__What you need to do__
Reproduce each line below with no alterations.

(Page and application data records)
↓↓↓

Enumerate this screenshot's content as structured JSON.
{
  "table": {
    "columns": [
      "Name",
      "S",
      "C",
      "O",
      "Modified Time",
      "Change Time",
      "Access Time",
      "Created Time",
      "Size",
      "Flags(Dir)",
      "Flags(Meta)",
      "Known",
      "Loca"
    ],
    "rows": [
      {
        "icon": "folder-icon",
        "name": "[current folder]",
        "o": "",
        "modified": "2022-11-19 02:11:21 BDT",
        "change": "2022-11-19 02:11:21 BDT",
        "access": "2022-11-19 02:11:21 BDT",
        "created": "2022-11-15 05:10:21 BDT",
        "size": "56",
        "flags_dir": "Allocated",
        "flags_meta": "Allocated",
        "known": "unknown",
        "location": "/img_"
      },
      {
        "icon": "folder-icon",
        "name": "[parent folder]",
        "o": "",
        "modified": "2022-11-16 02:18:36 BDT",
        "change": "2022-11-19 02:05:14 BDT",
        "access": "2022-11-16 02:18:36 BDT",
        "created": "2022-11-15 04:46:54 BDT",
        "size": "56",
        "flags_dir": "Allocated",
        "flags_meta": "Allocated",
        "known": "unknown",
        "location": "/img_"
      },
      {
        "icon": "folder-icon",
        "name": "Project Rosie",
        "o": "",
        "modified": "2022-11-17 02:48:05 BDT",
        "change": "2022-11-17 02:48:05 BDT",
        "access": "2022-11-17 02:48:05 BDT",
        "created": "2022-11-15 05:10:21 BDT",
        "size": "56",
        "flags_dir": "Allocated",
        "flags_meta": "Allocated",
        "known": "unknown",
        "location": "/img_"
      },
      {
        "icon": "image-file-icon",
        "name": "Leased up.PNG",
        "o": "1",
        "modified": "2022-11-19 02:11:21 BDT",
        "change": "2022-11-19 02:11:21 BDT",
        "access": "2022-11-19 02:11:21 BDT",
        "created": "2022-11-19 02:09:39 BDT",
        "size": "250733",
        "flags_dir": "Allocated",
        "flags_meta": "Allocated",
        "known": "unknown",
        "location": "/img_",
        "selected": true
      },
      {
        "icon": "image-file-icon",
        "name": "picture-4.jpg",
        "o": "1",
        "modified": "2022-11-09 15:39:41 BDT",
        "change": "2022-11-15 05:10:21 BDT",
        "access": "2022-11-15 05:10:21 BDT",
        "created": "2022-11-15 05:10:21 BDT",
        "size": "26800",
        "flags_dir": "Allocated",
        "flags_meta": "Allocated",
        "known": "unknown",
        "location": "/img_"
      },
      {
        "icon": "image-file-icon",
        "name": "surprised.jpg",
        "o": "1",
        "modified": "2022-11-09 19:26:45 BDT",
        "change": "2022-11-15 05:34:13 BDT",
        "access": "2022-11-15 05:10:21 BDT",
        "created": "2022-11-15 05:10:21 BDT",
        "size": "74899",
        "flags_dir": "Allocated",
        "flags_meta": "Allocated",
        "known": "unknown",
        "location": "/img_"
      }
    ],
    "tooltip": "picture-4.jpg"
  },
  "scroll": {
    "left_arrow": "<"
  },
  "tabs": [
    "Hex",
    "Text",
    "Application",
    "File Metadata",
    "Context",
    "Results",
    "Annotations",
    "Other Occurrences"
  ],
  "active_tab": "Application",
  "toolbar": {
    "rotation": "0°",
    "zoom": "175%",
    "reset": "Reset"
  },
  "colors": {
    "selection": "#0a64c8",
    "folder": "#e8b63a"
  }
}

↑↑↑

__Answer for the task__
Enumerate this screenshot's content as structured JSON.
{
  "table": {
    "columns": [
      "Name",
      "S",
      "C",
      "O",
      "Modified Time",
      "Change Time",
      "Access Time",
      "Created Time",
      "Size",
      "Flags(Dir)",
      "Flags(Meta)",
      "Known",
      "Loca"
    ],
    "rows": [
      {
        "icon": "folder-icon",
        "name": "[current folder]",
        "o": "",
        "modified": "2022-11-19 02:11:21 BDT",
        "change": "2022-11-19 02:11:21 BDT",
        "access": "2022-11-19 02:11:21 BDT",
        "created": "2022-11-15 05:10:21 BDT",
        "size": "56",
        "flags_dir": "Allocated",
        "flags_meta": "Allocated",
        "known": "unknown",
        "location": "/img_"
      },
      {
        "icon": "folder-icon",
        "name": "[parent folder]",
        "o": "",
        "modified": "2022-11-16 02:18:36 BDT",
        "change": "2022-11-19 02:05:14 BDT",
        "access": "2022-11-16 02:18:36 BDT",
        "created": "2022-11-15 04:46:54 BDT",
        "size": "56",
        "flags_dir": "Allocated",
        "flags_meta": "Allocated",
        "known": "unknown",
        "location": "/img_"
      },
      {
        "icon": "folder-icon",
        "name": "Project Rosie",
        "o": "",
        "modified": "2022-11-17 02:48:05 BDT",
        "change": "2022-11-17 02:48:05 BDT",
        "access": "2022-11-17 02:48:05 BDT",
        "created": "2022-11-15 05:10:21 BDT",
        "size": "56",
        "flags_dir": "Allocated",
        "flags_meta": "Allocated",
        "known": "unknown",
        "location": "/img_"
      },
      {
        "icon": "image-file-icon",
        "name": "Leased up.PNG",
        "o": "1",
        "modified": "2022-11-19 02:11:21 BDT",
        "change": "2022-11-19 02:11:21 BDT",
        "access": "2022-11-19 02:11:21 BDT",
        "created": "2022-11-19 02:09:39 BDT",
        "size": "250733",
        "flags_dir": "Allocated",
        "flags_meta": "Allocated",
        "known": "unknown",
        "location": "/img_",
        "selected": true
      },
      {
        "icon": "image-file-icon",
        "name": "picture-4.jpg",
        "o": "1",
        "modified": "2022-11-09 15:39:41 BDT",
        "change": "2022-11-15 05:10:21 BDT",
        "access": "2022-11-15 05:10:21 BDT",
        "created": "2022-11-15 05:10:21 BDT",
        "size": "26800",
        "flags_dir": "Allocated",
        "flags_meta": "Allocated",
        "known": "unknown",
        "location": "/img_"
      },
      {
        "icon": "image-file-icon",
        "name": "surprised.jpg",
        "o": "1",
        "modified": "2022-11-09 19:26:45 BDT",
        "change": "2022-11-15 05:34:13 BDT",
        "access": "2022-11-15 05:10:21 BDT",
        "created": "2022-11-15 05:10:21 BDT",
        "size": "74899",
        "flags_dir": "Allocated",
        "flags_meta": "Allocated",
        "known": "unknown",
        "location": "/img_"
      }
    ],
    "tooltip": "picture-4.jpg"
  },
  "scroll": {
    "left_arrow": "<"
  },
  "tabs": [
    "Hex",
    "Text",
    "Application",
    "File Metadata",
    "Context",
    "Results",
    "Annotations",
    "Other Occurrences"
  ],
  "active_tab": "Application",
  "toolbar": {
    "rotation": "0°",
    "zoom": "175%",
    "reset": "Reset"
  },
  "colors": {
    "selection": "#0a64c8",
    "folder": "#e8b63a"
  }
}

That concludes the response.